Show all lines from the data that include the word "JSON".

__________

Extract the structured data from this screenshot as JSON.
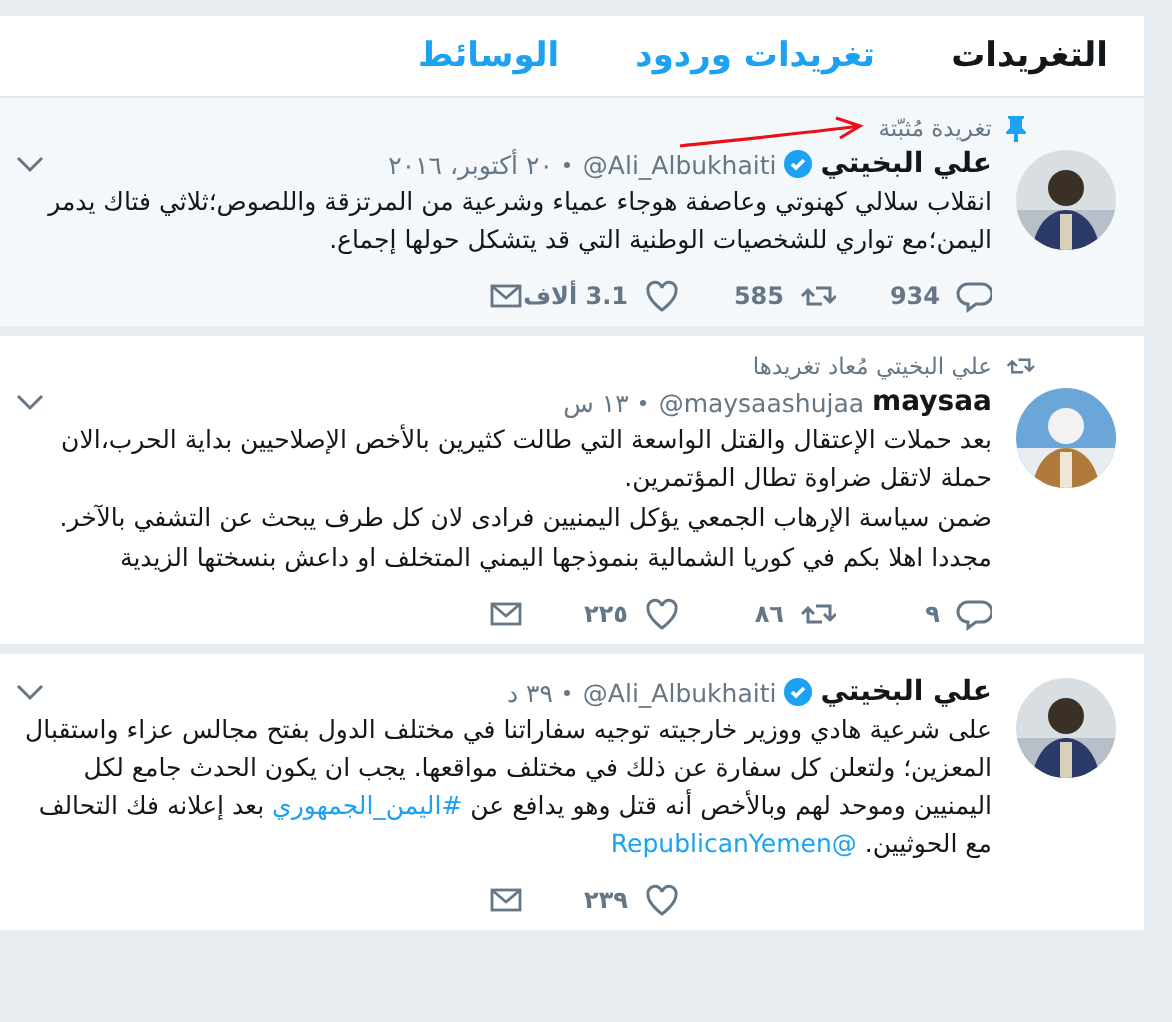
{
  "tabs": [
    {
      "label": "التغريدات",
      "selected": true
    },
    {
      "label": "تغريدات وردود",
      "selected": false
    },
    {
      "label": "الوسائط",
      "selected": false
    }
  ],
  "tweets": [
    {
      "context": {
        "kind": "pinned",
        "text": "تغريدة مُثبّتة",
        "annotated": true
      },
      "name": "علي البخيتي",
      "verified": true,
      "handle": "@Ali_Albukhaiti",
      "time": "٢٠ أكتوبر، ٢٠١٦",
      "avatar": {
        "kind": "picture"
      },
      "paragraphs": [
        [
          {
            "kind": "text",
            "text": "انقلاب سلالي كهنوتي وعاصفة هوجاء عمياء وشرعية من المرتزقة واللصوص؛ثلاثي فتاك يدمر اليمن؛مع تواري للشخصيات الوطنية التي قد يتشكل حولها إجماع."
          }
        ]
      ],
      "stats": {
        "replies": "934",
        "retweets": "585",
        "likes": "3.1 ألاف"
      }
    },
    {
      "context": {
        "kind": "retweet",
        "text": "علي البخيتي مُعاد تغريدها",
        "annotated": false
      },
      "name": "maysaa",
      "verified": false,
      "handle": "@maysaashujaa",
      "time": "١٣ س",
      "avatar": {
        "kind": "picture"
      },
      "paragraphs": [
        [
          {
            "kind": "text",
            "text": "بعد حملات الإعتقال والقتل الواسعة التي طالت كثيرين بالأخص الإصلاحيين بداية الحرب،الان حملة لاتقل ضراوة تطال المؤتمرين."
          }
        ],
        [
          {
            "kind": "text",
            "text": "ضمن سياسة الإرهاب الجمعي يؤكل اليمنيين فرادى لان كل طرف يبحث عن التشفي بالآخر."
          }
        ],
        [
          {
            "kind": "text",
            "text": "مجددا اهلا بكم في كوريا الشمالية بنموذجها اليمني المتخلف او داعش بنسختها الزيدية"
          }
        ]
      ],
      "stats": {
        "replies": "٩",
        "retweets": "٨٦",
        "likes": "٢٢٥"
      }
    },
    {
      "name": "علي البخيتي",
      "verified": true,
      "handle": "@Ali_Albukhaiti",
      "time": "٣٩ د",
      "avatar": {
        "kind": "picture"
      },
      "paragraphs": [
        [
          {
            "kind": "text",
            "text": "على شرعية هادي ووزير خارجيته توجيه سفاراتنا في مختلف الدول بفتح مجالس عزاء واستقبال المعزين؛ ولتعلن كل سفارة عن ذلك في مختلف مواقعها. يجب ان يكون الحدث جامع لكل اليمنيين وموحد لهم وبالأخص أنه قتل وهو يدافع عن "
          },
          {
            "kind": "hashtag",
            "text": "#اليمن_الجمهوري"
          },
          {
            "kind": "text",
            "text": " بعد إعلانه فك التحالف مع الحوثيين. "
          },
          {
            "kind": "mention",
            "text": "@RepublicanYemen"
          }
        ]
      ],
      "stats": {
        "likes": "٢٣٩"
      }
    }
  ]
}
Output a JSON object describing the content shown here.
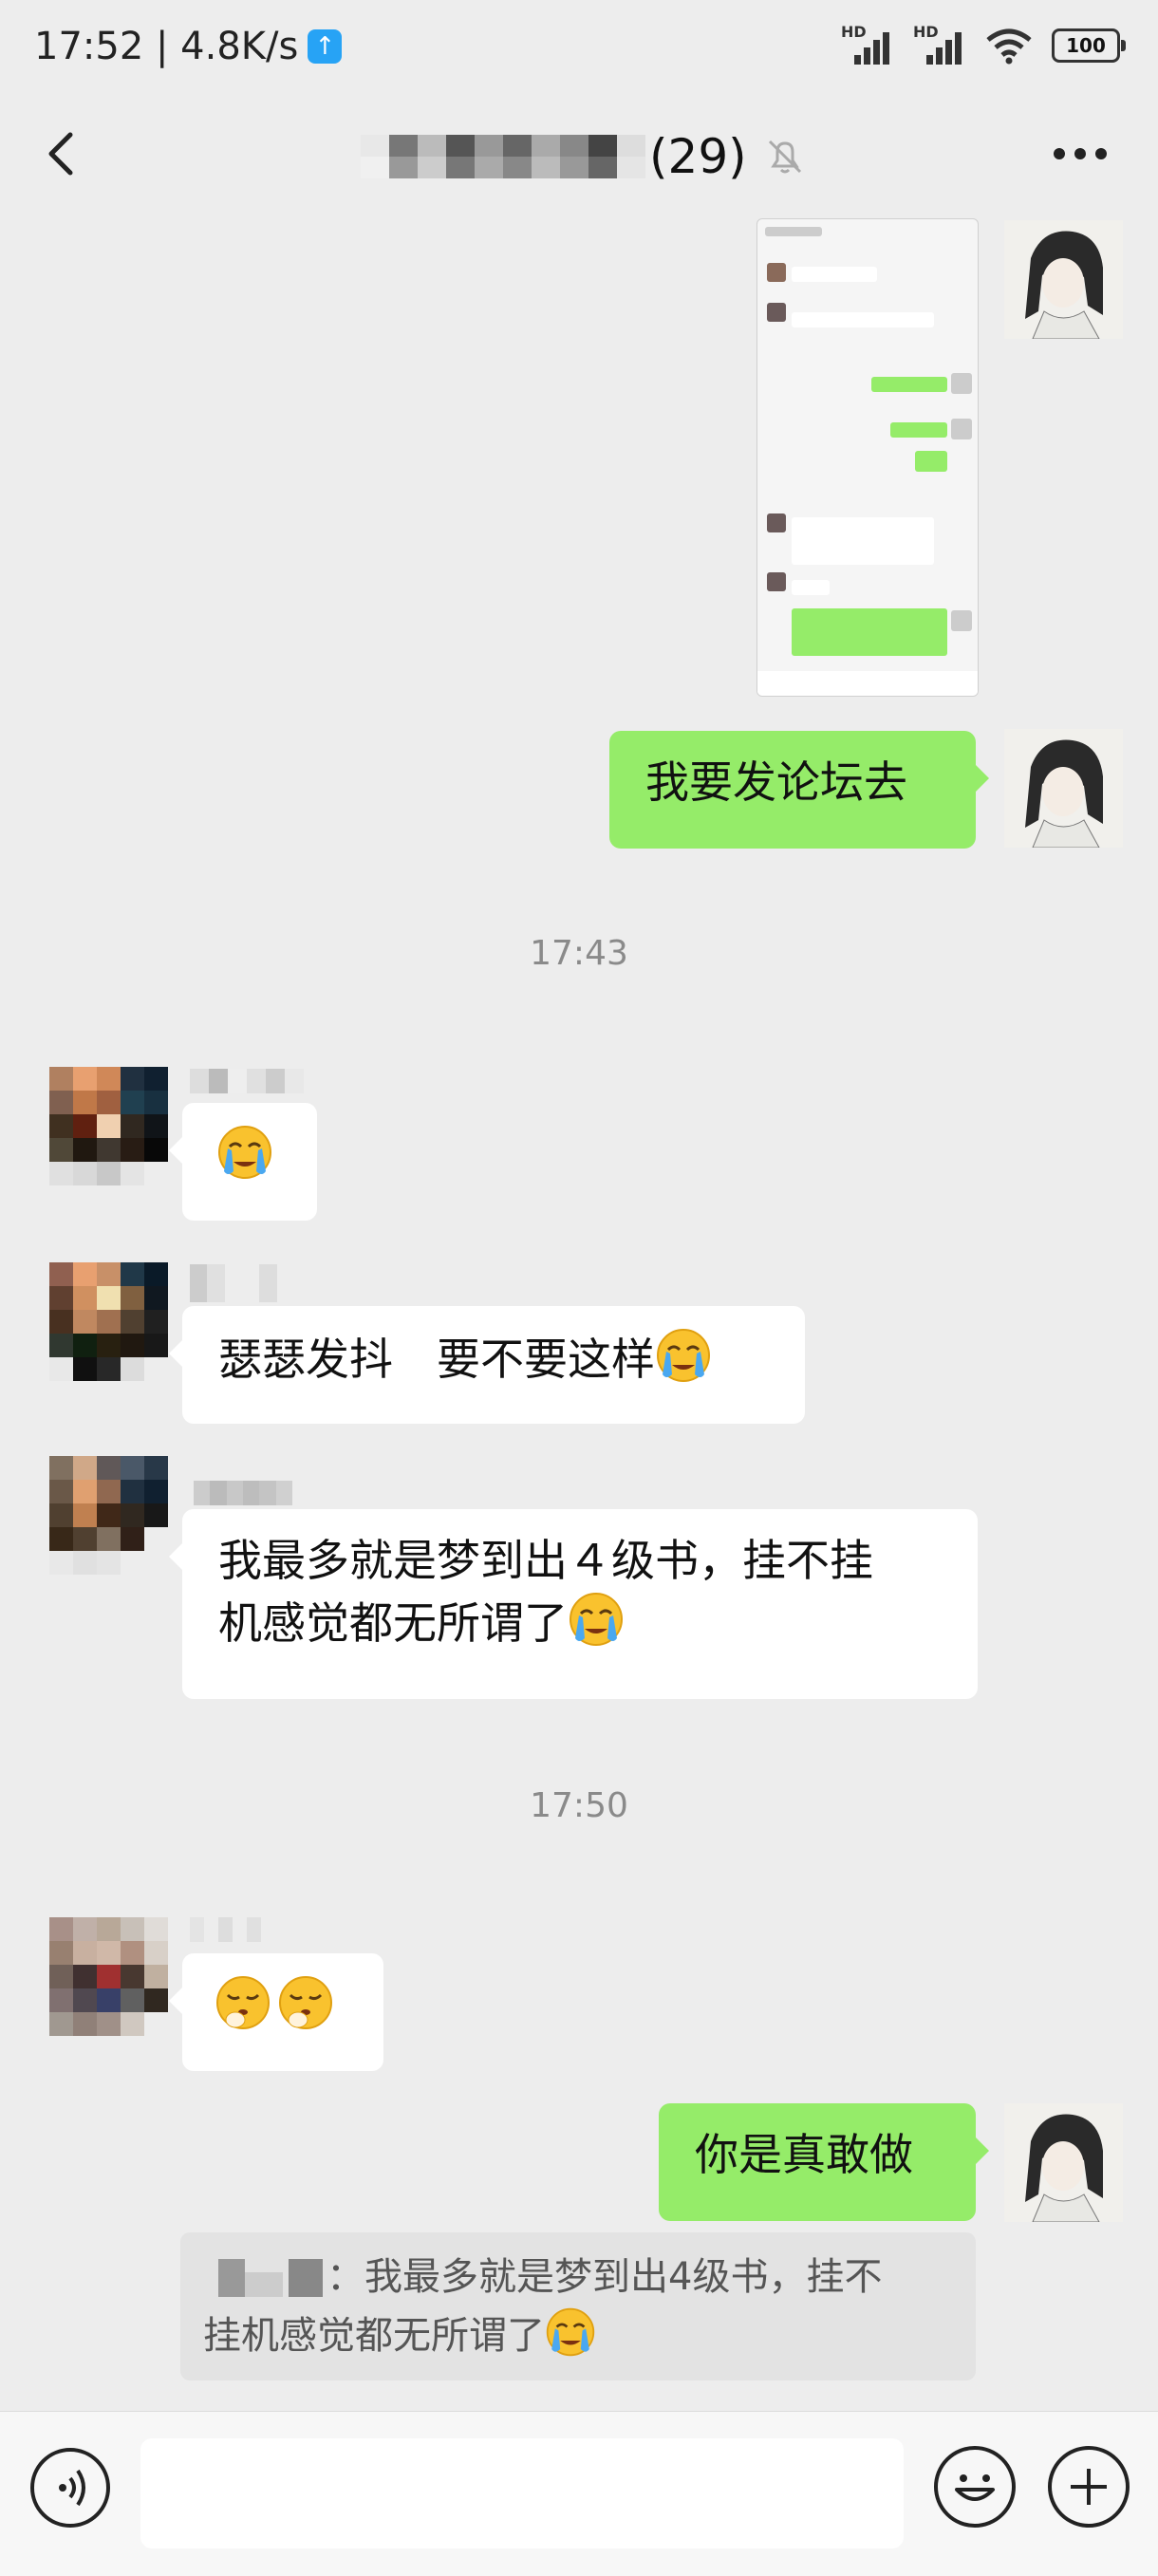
{
  "status_bar": {
    "time_speed": "17:52 | 4.8K/s",
    "upload_icon": "up-arrow-icon",
    "signal_1_label": "HD",
    "signal_2_label": "HD",
    "battery": "100"
  },
  "header": {
    "back_icon": "chevron-left-icon",
    "member_count": "(29)",
    "mute_icon": "bell-off-icon",
    "more_icon": "more-dots-icon"
  },
  "messages": {
    "m1_text": "我要发论坛去",
    "time_1": "17:43",
    "m3_text": "瑟瑟发抖　要不要这样",
    "m4_text_line1": "我最多就是梦到出４级书，挂不挂",
    "m4_text_line2": "机感觉都无所谓了",
    "time_2": "17:50",
    "m6_text": "你是真敢做",
    "quote_text_line1": "：我最多就是梦到出4级书，挂不",
    "quote_text_line2": "挂机感觉都无所谓了"
  },
  "input_bar": {
    "voice_icon": "voice-icon",
    "emoji_icon": "smiley-icon",
    "plus_icon": "plus-icon"
  },
  "colors": {
    "background": "#ededed",
    "my_bubble": "#95ec69",
    "other_bubble": "#ffffff",
    "quote_bg": "#e3e3e3"
  }
}
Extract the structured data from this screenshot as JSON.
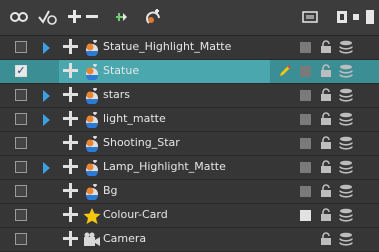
{
  "toolbar": {
    "icons": [
      "show-all-icon",
      "enable-all-icon",
      "add-layer-icon",
      "delete-layer-icon",
      "add-peg-icon",
      "add-drawing-icon",
      "camera-view-icon",
      "selected-view-icon",
      "layer-dot-icon",
      "layer-bar-icon"
    ]
  },
  "layers": [
    {
      "name": "Statue_Highlight_Matte",
      "expandable": true,
      "checked": false,
      "selected": false,
      "icon": "drawing-layer-icon",
      "colour_swatch": "#7a7a7a"
    },
    {
      "name": "Statue",
      "expandable": false,
      "checked": true,
      "selected": true,
      "icon": "drawing-layer-icon",
      "editing": true,
      "colour_swatch": "#7a7a7a"
    },
    {
      "name": "stars",
      "expandable": true,
      "checked": false,
      "selected": false,
      "icon": "drawing-layer-icon",
      "colour_swatch": "#7a7a7a"
    },
    {
      "name": "light_matte",
      "expandable": true,
      "checked": false,
      "selected": false,
      "icon": "drawing-layer-icon",
      "colour_swatch": "#7a7a7a"
    },
    {
      "name": "Shooting_Star",
      "expandable": false,
      "checked": false,
      "selected": false,
      "icon": "drawing-layer-icon",
      "colour_swatch": "#7a7a7a"
    },
    {
      "name": "Lamp_Highlight_Matte",
      "expandable": true,
      "checked": false,
      "selected": false,
      "icon": "drawing-layer-icon",
      "colour_swatch": "#7a7a7a"
    },
    {
      "name": "Bg",
      "expandable": false,
      "checked": false,
      "selected": false,
      "icon": "drawing-layer-icon",
      "colour_swatch": "#7a7a7a"
    },
    {
      "name": "Colour-Card",
      "expandable": false,
      "checked": false,
      "selected": false,
      "icon": "colour-card-star-icon",
      "colour_swatch": "#e2e2e2"
    },
    {
      "name": "Camera",
      "expandable": false,
      "checked": false,
      "selected": false,
      "icon": "camera-layer-icon",
      "colour_swatch": null
    }
  ],
  "colors": {
    "accent": "#3c8e95",
    "expand_arrow": "#3aa0e0"
  }
}
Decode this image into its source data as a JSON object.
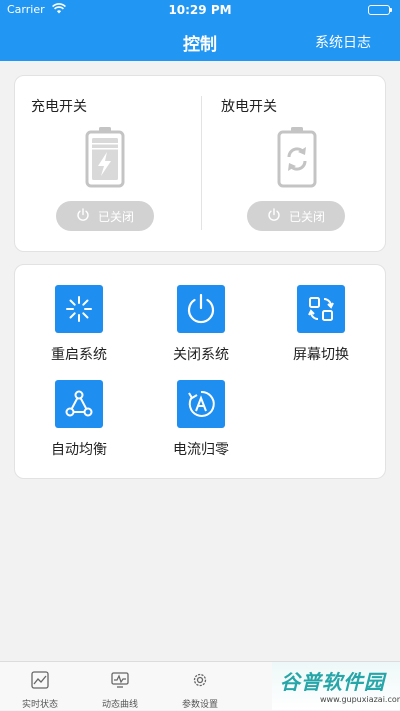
{
  "status_bar": {
    "carrier": "Carrier",
    "time": "10:29 PM"
  },
  "nav": {
    "title": "控制",
    "right_action": "系统日志"
  },
  "switches": [
    {
      "label": "充电开关",
      "state": "已关闭",
      "icon": "battery-charging-icon"
    },
    {
      "label": "放电开关",
      "state": "已关闭",
      "icon": "battery-cycle-icon"
    }
  ],
  "actions": [
    {
      "label": "重启系统",
      "icon": "restart-spinner-icon"
    },
    {
      "label": "关闭系统",
      "icon": "power-icon"
    },
    {
      "label": "屏幕切换",
      "icon": "screen-switch-icon"
    },
    {
      "label": "自动均衡",
      "icon": "triangle-nodes-icon"
    },
    {
      "label": "电流归零",
      "icon": "reset-a-icon"
    }
  ],
  "tabs": [
    {
      "label": "实时状态",
      "icon": "realtime-chart-icon"
    },
    {
      "label": "动态曲线",
      "icon": "monitor-curve-icon"
    },
    {
      "label": "参数设置",
      "icon": "gear-icon"
    }
  ],
  "watermark": {
    "name": "谷普软件园",
    "url": "www.gupuxiazai.com"
  },
  "colors": {
    "accent": "#2196f3",
    "icon_tile": "#1f8ef1",
    "disabled_button": "#d2d2d2"
  }
}
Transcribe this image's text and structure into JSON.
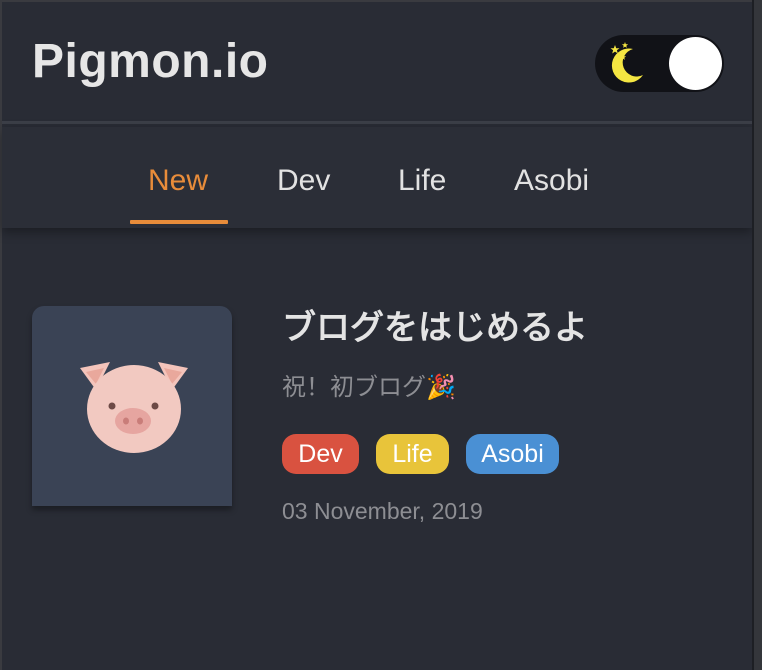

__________

YOUR SOLUTION:
Extract the structured data from this screenshot as JSON.
Output a JSON object describing the content shown here.
Extract the structured data from this screenshot as JSON.
Decode this image into its source data as a JSON object.
Transcribe this image's text and structure into JSON.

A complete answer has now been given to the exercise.